### WHAT YOU WILL DO
Because the copy must hold no pictures, return the data below with all of its words intact.

### DATASET EXCERPTS
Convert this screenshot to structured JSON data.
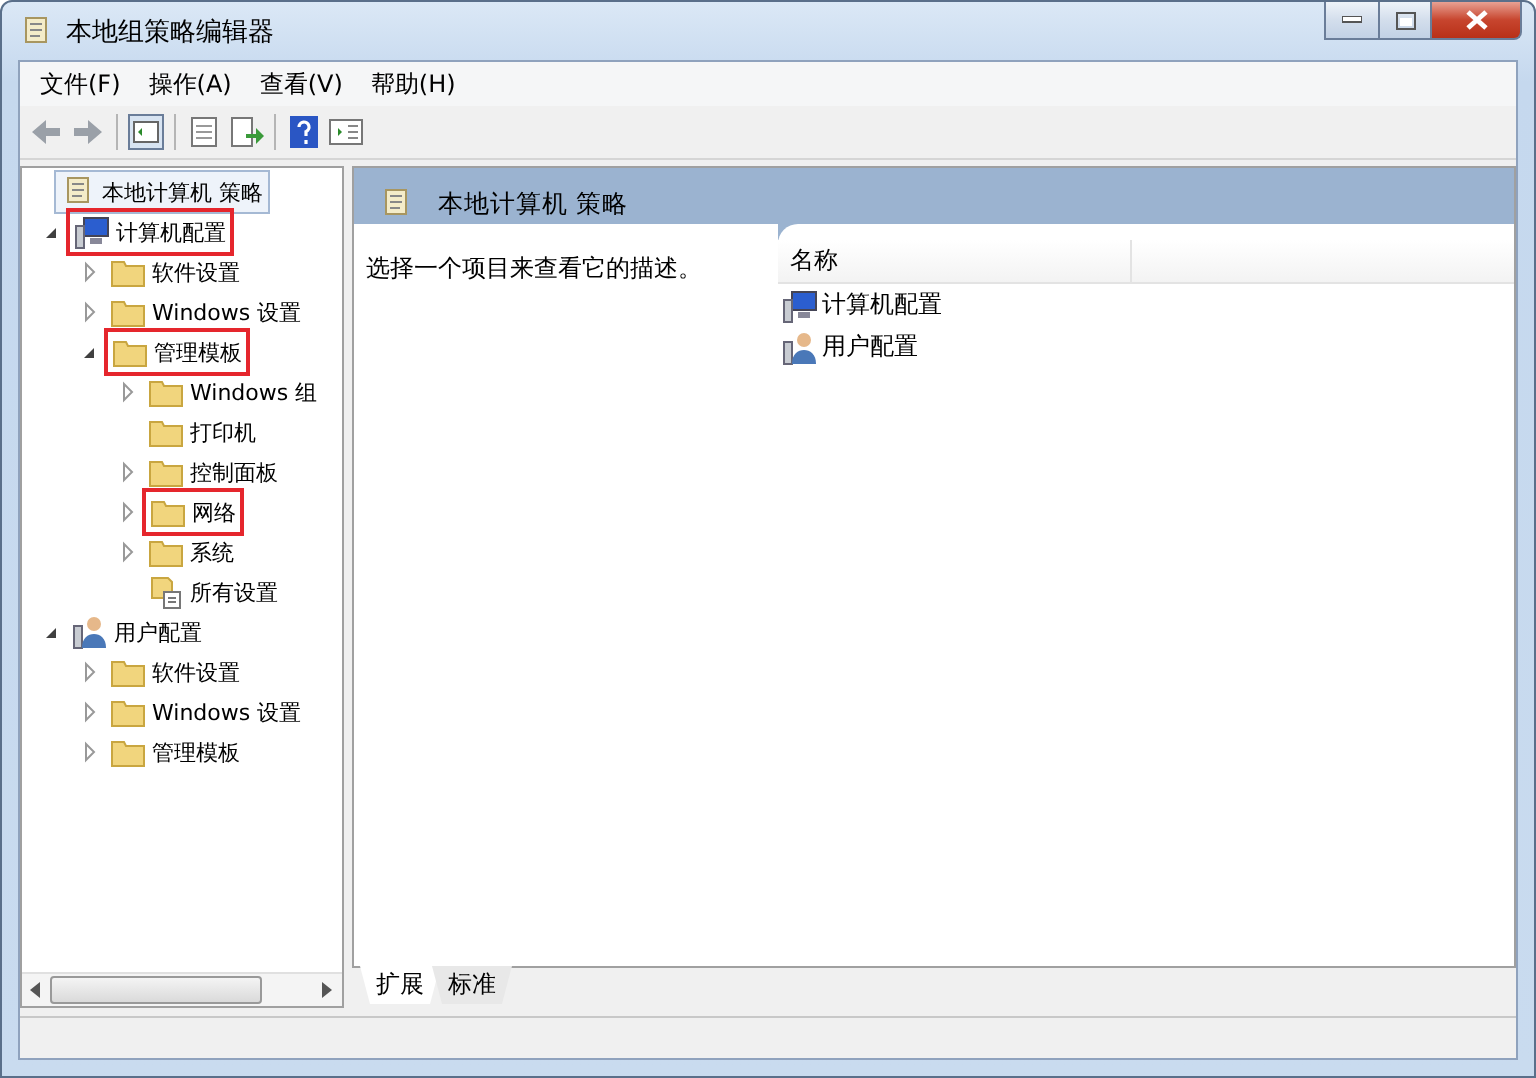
{
  "window": {
    "title": "本地组策略编辑器"
  },
  "menu": [
    "文件(F)",
    "操作(A)",
    "查看(V)",
    "帮助(H)"
  ],
  "tree": [
    {
      "label": "本地计算机 策略",
      "kind": "policy",
      "selected": true,
      "marked": false,
      "children": [
        {
          "label": "计算机配置",
          "kind": "computer",
          "selected": false,
          "marked": true,
          "expanded": true,
          "children": [
            {
              "label": "软件设置",
              "kind": "folder",
              "selected": false,
              "marked": false,
              "expanded": false
            },
            {
              "label": "Windows 设置",
              "kind": "folder",
              "selected": false,
              "marked": false,
              "expanded": false
            },
            {
              "label": "管理模板",
              "kind": "folder",
              "selected": false,
              "marked": true,
              "expanded": true,
              "children": [
                {
                  "label": "Windows 组",
                  "kind": "folder",
                  "selected": false,
                  "marked": false,
                  "expanded": false
                },
                {
                  "label": "打印机",
                  "kind": "folder",
                  "selected": false,
                  "marked": false
                },
                {
                  "label": "控制面板",
                  "kind": "folder",
                  "selected": false,
                  "marked": false,
                  "expanded": false
                },
                {
                  "label": "网络",
                  "kind": "folder",
                  "selected": false,
                  "marked": true,
                  "expanded": false
                },
                {
                  "label": "系统",
                  "kind": "folder",
                  "selected": false,
                  "marked": false,
                  "expanded": false
                },
                {
                  "label": "所有设置",
                  "kind": "settings",
                  "selected": false,
                  "marked": false
                }
              ]
            }
          ]
        },
        {
          "label": "用户配置",
          "kind": "user",
          "selected": false,
          "marked": false,
          "expanded": true,
          "children": [
            {
              "label": "软件设置",
              "kind": "folder",
              "selected": false,
              "marked": false,
              "expanded": false
            },
            {
              "label": "Windows 设置",
              "kind": "folder",
              "selected": false,
              "marked": false,
              "expanded": false
            },
            {
              "label": "管理模板",
              "kind": "folder",
              "selected": false,
              "marked": false,
              "expanded": false
            }
          ]
        }
      ]
    }
  ],
  "detail": {
    "title": "本地计算机 策略",
    "description": "选择一个项目来查看它的描述。",
    "column": "名称",
    "items": [
      {
        "label": "计算机配置",
        "kind": "computer"
      },
      {
        "label": "用户配置",
        "kind": "user"
      }
    ]
  },
  "tabs": [
    {
      "label": "扩展",
      "selected": true
    },
    {
      "label": "标准",
      "selected": false
    }
  ]
}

### OUTPUT OF THE EXERCISE
Convert this screenshot to structured JSON data.
{
  "window": {
    "title": "本地组策略编辑器"
  },
  "menu": [
    "文件(F)",
    "操作(A)",
    "查看(V)",
    "帮助(H)"
  ],
  "tree": [
    {
      "label": "本地计算机 策略",
      "kind": "policy",
      "selected": true,
      "marked": false,
      "children": [
        {
          "label": "计算机配置",
          "kind": "computer",
          "selected": false,
          "marked": true,
          "expanded": true,
          "children": [
            {
              "label": "软件设置",
              "kind": "folder",
              "selected": false,
              "marked": false,
              "expanded": false
            },
            {
              "label": "Windows 设置",
              "kind": "folder",
              "selected": false,
              "marked": false,
              "expanded": false
            },
            {
              "label": "管理模板",
              "kind": "folder",
              "selected": false,
              "marked": true,
              "expanded": true,
              "children": [
                {
                  "label": "Windows 组",
                  "kind": "folder",
                  "selected": false,
                  "marked": false,
                  "expanded": false
                },
                {
                  "label": "打印机",
                  "kind": "folder",
                  "selected": false,
                  "marked": false
                },
                {
                  "label": "控制面板",
                  "kind": "folder",
                  "selected": false,
                  "marked": false,
                  "expanded": false
                },
                {
                  "label": "网络",
                  "kind": "folder",
                  "selected": false,
                  "marked": true,
                  "expanded": false
                },
                {
                  "label": "系统",
                  "kind": "folder",
                  "selected": false,
                  "marked": false,
                  "expanded": false
                },
                {
                  "label": "所有设置",
                  "kind": "settings",
                  "selected": false,
                  "marked": false
                }
              ]
            }
          ]
        },
        {
          "label": "用户配置",
          "kind": "user",
          "selected": false,
          "marked": false,
          "expanded": true,
          "children": [
            {
              "label": "软件设置",
              "kind": "folder",
              "selected": false,
              "marked": false,
              "expanded": false
            },
            {
              "label": "Windows 设置",
              "kind": "folder",
              "selected": false,
              "marked": false,
              "expanded": false
            },
            {
              "label": "管理模板",
              "kind": "folder",
              "selected": false,
              "marked": false,
              "expanded": false
            }
          ]
        }
      ]
    }
  ],
  "detail": {
    "title": "本地计算机 策略",
    "description": "选择一个项目来查看它的描述。",
    "column": "名称",
    "items": [
      {
        "label": "计算机配置",
        "kind": "computer"
      },
      {
        "label": "用户配置",
        "kind": "user"
      }
    ]
  },
  "tabs": [
    {
      "label": "扩展",
      "selected": true
    },
    {
      "label": "标准",
      "selected": false
    }
  ]
}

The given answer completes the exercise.